TASK ITEM:
Return, from the listing below, every line that includes "data".

____

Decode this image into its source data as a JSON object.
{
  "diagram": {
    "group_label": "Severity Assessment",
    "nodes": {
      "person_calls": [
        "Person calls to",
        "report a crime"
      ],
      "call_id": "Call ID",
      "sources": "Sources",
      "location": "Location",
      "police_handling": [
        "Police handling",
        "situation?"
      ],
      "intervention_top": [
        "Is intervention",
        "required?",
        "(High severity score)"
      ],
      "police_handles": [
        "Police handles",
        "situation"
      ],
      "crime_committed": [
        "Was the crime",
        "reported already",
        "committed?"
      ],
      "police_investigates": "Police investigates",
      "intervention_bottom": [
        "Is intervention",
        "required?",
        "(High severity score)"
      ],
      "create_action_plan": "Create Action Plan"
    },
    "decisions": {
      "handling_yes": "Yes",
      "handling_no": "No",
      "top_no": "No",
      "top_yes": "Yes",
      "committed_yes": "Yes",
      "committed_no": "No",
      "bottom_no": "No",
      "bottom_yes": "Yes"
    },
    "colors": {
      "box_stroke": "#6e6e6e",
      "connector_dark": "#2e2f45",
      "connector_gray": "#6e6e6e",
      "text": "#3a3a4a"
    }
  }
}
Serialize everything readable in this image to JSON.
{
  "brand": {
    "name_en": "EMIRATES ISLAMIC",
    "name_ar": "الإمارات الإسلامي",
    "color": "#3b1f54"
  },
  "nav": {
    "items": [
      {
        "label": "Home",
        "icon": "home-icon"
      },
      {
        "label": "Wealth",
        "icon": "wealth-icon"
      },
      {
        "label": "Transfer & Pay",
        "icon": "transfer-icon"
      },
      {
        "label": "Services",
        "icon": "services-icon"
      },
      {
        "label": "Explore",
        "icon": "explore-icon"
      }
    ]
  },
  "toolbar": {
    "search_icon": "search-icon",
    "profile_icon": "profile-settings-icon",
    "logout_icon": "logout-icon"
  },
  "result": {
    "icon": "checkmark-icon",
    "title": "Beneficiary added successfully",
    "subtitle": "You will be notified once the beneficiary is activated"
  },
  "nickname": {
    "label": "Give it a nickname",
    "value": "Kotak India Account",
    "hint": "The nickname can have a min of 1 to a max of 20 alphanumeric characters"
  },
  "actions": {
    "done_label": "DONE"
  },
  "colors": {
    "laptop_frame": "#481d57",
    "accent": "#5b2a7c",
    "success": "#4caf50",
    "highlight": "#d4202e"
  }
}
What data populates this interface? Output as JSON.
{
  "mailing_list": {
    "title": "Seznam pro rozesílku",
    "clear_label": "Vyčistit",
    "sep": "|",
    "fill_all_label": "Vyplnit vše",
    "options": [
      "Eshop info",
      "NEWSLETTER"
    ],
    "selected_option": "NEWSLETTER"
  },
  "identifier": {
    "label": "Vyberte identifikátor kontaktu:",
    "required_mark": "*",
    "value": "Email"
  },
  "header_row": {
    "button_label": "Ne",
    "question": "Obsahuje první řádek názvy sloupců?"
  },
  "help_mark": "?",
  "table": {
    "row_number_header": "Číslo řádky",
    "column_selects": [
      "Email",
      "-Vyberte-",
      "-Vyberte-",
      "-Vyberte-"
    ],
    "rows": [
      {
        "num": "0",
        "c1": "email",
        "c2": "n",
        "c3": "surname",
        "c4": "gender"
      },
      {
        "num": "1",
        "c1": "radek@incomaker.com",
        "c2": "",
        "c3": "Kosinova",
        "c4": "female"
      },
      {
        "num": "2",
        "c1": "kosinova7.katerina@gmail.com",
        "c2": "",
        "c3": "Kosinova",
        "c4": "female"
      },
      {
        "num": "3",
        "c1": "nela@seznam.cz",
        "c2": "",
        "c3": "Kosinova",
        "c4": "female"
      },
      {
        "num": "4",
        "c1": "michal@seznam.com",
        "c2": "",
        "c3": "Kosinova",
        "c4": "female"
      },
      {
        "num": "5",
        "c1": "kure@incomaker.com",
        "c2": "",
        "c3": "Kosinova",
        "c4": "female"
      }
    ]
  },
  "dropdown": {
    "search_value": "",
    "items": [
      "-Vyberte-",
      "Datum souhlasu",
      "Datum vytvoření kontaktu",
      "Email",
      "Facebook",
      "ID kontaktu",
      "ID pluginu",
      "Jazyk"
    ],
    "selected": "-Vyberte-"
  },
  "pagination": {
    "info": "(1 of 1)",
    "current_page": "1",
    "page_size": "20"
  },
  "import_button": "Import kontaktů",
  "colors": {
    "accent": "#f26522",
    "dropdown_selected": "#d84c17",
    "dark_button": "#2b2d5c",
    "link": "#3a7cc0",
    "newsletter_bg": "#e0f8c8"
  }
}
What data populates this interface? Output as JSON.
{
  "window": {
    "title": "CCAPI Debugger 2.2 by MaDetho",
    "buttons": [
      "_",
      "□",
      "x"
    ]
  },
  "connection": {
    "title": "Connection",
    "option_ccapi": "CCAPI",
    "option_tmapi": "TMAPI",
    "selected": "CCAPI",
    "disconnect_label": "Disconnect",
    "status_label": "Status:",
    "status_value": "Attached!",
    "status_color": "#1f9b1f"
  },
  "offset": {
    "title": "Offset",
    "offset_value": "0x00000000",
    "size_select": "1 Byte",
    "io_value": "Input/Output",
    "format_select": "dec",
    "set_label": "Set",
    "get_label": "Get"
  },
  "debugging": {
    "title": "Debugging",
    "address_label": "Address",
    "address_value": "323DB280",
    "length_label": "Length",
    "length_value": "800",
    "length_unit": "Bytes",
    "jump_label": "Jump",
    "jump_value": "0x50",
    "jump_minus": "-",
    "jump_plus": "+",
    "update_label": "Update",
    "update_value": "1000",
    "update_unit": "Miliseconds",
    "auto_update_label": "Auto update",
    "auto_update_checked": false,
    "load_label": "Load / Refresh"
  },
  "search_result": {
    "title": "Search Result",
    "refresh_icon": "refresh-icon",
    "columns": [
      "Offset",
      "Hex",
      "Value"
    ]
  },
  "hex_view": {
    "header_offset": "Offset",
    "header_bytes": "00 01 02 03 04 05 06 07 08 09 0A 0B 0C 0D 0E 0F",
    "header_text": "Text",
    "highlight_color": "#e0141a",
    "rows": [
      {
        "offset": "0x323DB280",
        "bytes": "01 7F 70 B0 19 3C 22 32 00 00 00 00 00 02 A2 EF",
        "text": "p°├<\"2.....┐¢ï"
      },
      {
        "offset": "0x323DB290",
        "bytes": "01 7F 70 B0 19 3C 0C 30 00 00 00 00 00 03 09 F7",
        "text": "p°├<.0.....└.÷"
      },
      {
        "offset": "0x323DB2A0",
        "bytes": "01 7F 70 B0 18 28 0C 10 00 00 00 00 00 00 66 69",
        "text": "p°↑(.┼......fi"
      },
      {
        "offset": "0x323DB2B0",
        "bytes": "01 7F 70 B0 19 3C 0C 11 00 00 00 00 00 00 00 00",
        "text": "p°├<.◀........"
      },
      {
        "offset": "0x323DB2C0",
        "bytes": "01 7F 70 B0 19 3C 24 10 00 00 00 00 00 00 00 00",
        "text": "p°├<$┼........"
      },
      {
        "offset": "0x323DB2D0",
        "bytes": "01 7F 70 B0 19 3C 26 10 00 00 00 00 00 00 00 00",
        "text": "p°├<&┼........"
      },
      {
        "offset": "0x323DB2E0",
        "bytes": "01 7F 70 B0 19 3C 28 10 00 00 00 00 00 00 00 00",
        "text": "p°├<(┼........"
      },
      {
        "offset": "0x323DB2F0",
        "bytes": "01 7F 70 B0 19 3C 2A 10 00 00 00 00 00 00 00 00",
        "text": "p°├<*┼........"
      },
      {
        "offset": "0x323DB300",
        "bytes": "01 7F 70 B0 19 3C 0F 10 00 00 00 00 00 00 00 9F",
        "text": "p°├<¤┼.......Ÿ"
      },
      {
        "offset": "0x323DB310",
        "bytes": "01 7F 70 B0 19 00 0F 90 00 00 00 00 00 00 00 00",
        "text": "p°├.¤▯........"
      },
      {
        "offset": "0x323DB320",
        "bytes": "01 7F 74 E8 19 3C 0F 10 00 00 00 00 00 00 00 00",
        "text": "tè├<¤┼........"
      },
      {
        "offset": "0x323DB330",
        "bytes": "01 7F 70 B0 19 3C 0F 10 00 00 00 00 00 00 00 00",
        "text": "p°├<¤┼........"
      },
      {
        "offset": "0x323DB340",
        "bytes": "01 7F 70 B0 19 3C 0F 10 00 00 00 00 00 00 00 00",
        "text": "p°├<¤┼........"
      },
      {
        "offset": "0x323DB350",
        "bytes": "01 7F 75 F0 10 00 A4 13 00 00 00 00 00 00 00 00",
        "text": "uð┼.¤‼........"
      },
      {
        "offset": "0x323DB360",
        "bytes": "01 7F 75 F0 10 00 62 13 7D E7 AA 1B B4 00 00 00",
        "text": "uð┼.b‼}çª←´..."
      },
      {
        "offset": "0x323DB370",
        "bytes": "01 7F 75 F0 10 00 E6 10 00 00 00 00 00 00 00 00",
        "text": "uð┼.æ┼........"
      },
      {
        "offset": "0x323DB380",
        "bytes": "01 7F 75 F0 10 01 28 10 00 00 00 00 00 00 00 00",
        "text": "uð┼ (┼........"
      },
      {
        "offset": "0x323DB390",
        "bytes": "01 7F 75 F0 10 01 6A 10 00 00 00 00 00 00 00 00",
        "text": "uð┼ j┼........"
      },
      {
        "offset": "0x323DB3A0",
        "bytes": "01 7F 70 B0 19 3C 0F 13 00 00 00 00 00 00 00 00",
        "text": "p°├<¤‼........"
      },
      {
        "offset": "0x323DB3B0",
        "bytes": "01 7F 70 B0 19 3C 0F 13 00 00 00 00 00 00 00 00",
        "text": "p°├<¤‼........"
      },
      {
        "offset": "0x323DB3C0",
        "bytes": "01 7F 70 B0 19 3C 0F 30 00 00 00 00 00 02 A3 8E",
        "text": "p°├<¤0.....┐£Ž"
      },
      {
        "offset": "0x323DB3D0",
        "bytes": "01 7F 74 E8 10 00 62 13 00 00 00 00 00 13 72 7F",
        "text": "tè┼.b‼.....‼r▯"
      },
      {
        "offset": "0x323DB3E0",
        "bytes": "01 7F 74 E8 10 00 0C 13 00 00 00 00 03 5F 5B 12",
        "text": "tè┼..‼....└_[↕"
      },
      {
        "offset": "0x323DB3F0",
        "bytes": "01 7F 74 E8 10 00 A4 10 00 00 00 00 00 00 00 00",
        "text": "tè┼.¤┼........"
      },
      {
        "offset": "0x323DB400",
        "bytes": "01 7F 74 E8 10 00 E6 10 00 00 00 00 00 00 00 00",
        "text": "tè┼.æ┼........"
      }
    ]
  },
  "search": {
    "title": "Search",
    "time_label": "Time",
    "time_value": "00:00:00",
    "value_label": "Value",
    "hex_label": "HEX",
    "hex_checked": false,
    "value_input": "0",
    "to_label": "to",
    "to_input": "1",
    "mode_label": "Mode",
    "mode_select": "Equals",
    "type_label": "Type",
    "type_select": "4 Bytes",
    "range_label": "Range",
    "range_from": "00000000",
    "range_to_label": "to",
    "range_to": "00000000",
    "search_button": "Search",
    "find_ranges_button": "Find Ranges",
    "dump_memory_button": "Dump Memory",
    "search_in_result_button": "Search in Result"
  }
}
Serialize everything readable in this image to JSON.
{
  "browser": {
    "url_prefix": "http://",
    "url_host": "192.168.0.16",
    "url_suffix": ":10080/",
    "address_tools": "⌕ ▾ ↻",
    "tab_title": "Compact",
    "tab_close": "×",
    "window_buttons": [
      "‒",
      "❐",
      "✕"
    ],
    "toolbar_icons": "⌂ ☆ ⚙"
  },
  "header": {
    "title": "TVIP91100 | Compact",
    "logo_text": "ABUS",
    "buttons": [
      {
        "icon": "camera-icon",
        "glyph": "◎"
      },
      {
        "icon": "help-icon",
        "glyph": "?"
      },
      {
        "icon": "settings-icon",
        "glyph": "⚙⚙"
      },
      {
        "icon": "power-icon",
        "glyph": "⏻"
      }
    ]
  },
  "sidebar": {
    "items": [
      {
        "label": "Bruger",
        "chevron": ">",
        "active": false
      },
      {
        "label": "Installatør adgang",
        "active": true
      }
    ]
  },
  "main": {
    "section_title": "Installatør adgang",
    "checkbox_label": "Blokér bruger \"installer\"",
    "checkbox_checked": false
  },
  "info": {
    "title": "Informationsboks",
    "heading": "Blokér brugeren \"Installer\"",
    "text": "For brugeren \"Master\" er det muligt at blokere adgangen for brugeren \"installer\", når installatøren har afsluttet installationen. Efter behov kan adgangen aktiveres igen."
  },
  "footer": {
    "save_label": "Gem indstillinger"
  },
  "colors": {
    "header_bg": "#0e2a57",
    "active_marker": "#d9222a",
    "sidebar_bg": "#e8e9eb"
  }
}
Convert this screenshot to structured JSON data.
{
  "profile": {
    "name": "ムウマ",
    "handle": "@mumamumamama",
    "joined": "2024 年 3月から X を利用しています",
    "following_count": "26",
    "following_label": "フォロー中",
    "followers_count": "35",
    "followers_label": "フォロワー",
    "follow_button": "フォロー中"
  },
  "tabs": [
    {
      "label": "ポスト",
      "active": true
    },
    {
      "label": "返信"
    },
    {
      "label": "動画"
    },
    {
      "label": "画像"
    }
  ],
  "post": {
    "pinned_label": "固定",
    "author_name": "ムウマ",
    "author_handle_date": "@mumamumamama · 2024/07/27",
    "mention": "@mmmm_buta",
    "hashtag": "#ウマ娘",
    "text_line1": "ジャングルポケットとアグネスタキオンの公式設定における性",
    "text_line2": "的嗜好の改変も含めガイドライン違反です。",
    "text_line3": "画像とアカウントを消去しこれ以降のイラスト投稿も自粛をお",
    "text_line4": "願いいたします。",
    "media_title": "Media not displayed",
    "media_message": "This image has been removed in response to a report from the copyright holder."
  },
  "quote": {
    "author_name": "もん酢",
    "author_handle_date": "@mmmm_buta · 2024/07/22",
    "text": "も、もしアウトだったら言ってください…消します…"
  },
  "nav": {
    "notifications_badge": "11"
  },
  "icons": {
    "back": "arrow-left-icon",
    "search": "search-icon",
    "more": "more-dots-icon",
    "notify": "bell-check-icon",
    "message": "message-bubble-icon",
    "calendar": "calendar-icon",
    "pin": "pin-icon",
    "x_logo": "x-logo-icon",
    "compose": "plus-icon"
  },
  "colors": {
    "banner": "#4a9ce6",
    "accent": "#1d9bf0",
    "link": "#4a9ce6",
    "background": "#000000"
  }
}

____

ANSWER BOX:
Decode this image into its source data as a JSON object.
What data populates this interface? Output as JSON.
What data populates this interface? Output as JSON.
Convert this screenshot to structured JSON data.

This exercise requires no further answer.